## RECORD SET:
-- -- --

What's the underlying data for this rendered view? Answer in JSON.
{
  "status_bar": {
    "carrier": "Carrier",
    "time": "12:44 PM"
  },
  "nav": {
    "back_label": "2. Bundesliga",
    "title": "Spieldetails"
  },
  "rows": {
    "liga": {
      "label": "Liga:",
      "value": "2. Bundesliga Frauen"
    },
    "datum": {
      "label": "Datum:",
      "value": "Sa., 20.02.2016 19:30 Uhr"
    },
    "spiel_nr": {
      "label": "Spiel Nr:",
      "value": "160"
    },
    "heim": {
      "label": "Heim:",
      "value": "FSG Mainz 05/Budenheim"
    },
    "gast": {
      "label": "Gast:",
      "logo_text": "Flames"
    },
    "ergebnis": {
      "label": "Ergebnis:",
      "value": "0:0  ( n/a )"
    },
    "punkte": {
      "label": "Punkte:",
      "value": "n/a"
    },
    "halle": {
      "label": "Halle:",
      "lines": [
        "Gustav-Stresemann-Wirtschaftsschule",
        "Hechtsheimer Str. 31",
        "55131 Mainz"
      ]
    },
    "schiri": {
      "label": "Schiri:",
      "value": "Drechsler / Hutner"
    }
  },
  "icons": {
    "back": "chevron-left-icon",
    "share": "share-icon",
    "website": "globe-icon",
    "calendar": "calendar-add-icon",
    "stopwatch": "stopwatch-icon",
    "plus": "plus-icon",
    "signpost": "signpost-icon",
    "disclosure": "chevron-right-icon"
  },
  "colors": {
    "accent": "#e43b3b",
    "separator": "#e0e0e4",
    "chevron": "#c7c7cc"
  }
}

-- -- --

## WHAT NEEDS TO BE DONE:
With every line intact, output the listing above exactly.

## TASK OUTPUT:
What's the underlying data for this rendered view? Answer in JSON.
{
  "status_bar": {
    "carrier": "Carrier",
    "time": "12:44 PM"
  },
  "nav": {
    "back_label": "2. Bundesliga",
    "title": "Spieldetails"
  },
  "rows": {
    "liga": {
      "label": "Liga:",
      "value": "2. Bundesliga Frauen"
    },
    "datum": {
      "label": "Datum:",
      "value": "Sa., 20.02.2016 19:30 Uhr"
    },
    "spiel_nr": {
      "label": "Spiel Nr:",
      "value": "160"
    },
    "heim": {
      "label": "Heim:",
      "value": "FSG Mainz 05/Budenheim"
    },
    "gast": {
      "label": "Gast:",
      "logo_text": "Flames"
    },
    "ergebnis": {
      "label": "Ergebnis:",
      "value": "0:0  ( n/a )"
    },
    "punkte": {
      "label": "Punkte:",
      "value": "n/a"
    },
    "halle": {
      "label": "Halle:",
      "lines": [
        "Gustav-Stresemann-Wirtschaftsschule",
        "Hechtsheimer Str. 31",
        "55131 Mainz"
      ]
    },
    "schiri": {
      "label": "Schiri:",
      "value": "Drechsler / Hutner"
    }
  },
  "icons": {
    "back": "chevron-left-icon",
    "share": "share-icon",
    "website": "globe-icon",
    "calendar": "calendar-add-icon",
    "stopwatch": "stopwatch-icon",
    "plus": "plus-icon",
    "signpost": "signpost-icon",
    "disclosure": "chevron-right-icon"
  },
  "colors": {
    "accent": "#e43b3b",
    "separator": "#e0e0e4",
    "chevron": "#c7c7cc"
  }
}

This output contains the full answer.